Claudio Montesano Casillas, a photographer went to Bangladesh to capture the horrific condition of young kids and extent of child labor in their garment factories.
Bangladesh is a leading producer of cloth. Its garment factories are very famous. However, most of the clothes are produced in unregistered factories. Clothes produced from such unregistered factories are sold mainly in the local market and also in Indian markets. However, they also have started selling those internationally.
By making various contracts with the factory owners, many international brands have their clothes produced at very low costs. They gain a lot of profit by selling them at regular rates in their international markets.
Most of the rooms there lack a lot of basic amenities. All the rooms are filled with around 15 sewing machines. They don’t have any safety measures like fire extinguishers or emergency exits.
Most of the teenagers there are deprived of education. They just do not have any time to pursue education. They are indulged into child labor by these factories since a very young age. If these teenagers quit their job, they wouldn’t even have enough money to have a full-fledged meal.
According to the statistics given by UNICEF, approximately 5 million children aged from 5 to 15 years are into child labour in various factories around Bangladesh.

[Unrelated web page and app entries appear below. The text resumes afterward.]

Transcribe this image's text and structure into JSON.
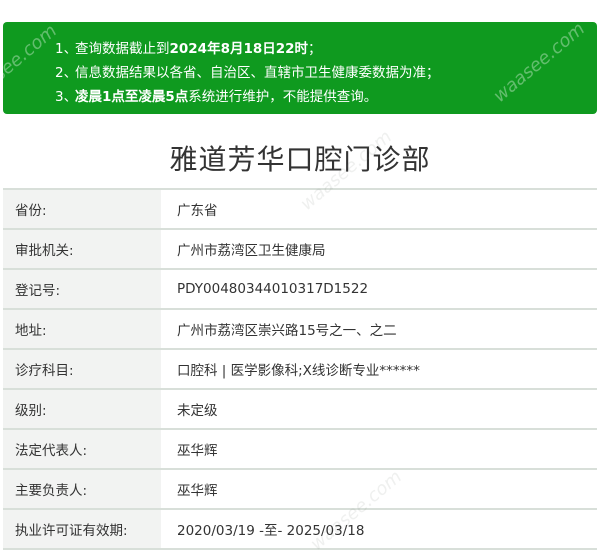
{
  "notice": {
    "items": [
      {
        "num": "1、",
        "pre": "查询数据截止到",
        "bold": "2024年8月18日22时",
        "post": "；"
      },
      {
        "num": "2、",
        "pre": "信息数据结果以各省、自治区、直辖市卫生健康委数据为准；",
        "bold": "",
        "post": ""
      },
      {
        "num": "3、",
        "pre": "",
        "bold": "凌晨1点至凌晨5点",
        "post": "系统进行维护，不能提供查询。"
      }
    ]
  },
  "title": "雅道芳华口腔门诊部",
  "rows": [
    {
      "label": "省份:",
      "value": "广东省"
    },
    {
      "label": "审批机关:",
      "value": "广州市荔湾区卫生健康局"
    },
    {
      "label": "登记号:",
      "value": "PDY00480344010317D1522"
    },
    {
      "label": "地址:",
      "value": "广州市荔湾区崇兴路15号之一、之二"
    },
    {
      "label": "诊疗科目:",
      "value": "口腔科 | 医学影像科;X线诊断专业******"
    },
    {
      "label": "级别:",
      "value": "未定级"
    },
    {
      "label": "法定代表人:",
      "value": "巫华辉"
    },
    {
      "label": "主要负责人:",
      "value": "巫华辉"
    },
    {
      "label": "执业许可证有效期:",
      "value": "2020/03/19 -至- 2025/03/18"
    }
  ],
  "watermark": "waasee.com",
  "colors": {
    "notice_bg": "#0f9a1f",
    "label_bg": "#f2f3f2",
    "border": "#d8dfd9"
  }
}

In 2013, a very dreadful mishap happened. Among all the factories, one named as Rana Plaza factory got burned down in 2013 and caused around 1,100 deaths. Even after this horrifying incident, Bangladesh has not taken any efforts to improve the safety regulations.
The garment industry alone brings over $25 billion in exports each year to Bangladesh. As a result, it has become impossible to replace this with anything else.
However, child labor is not an appropriate solution. Also, the condition of the workers is not quite good. There are no safety measures taken. Even the wage paid to the children is not fair.
Every day, a single worker is made to sew at least one hundred pieces of clothes.
Keraniganj in Dhaka has over hundred factories that aren’t even formal.
Since appropriate care of toxic waste and chemicals is not taken, the production of clothing adds up to the level of water pollution to a great scale.
On the other hand, registered factories have a better working condition and over 60% of the workers working there are women.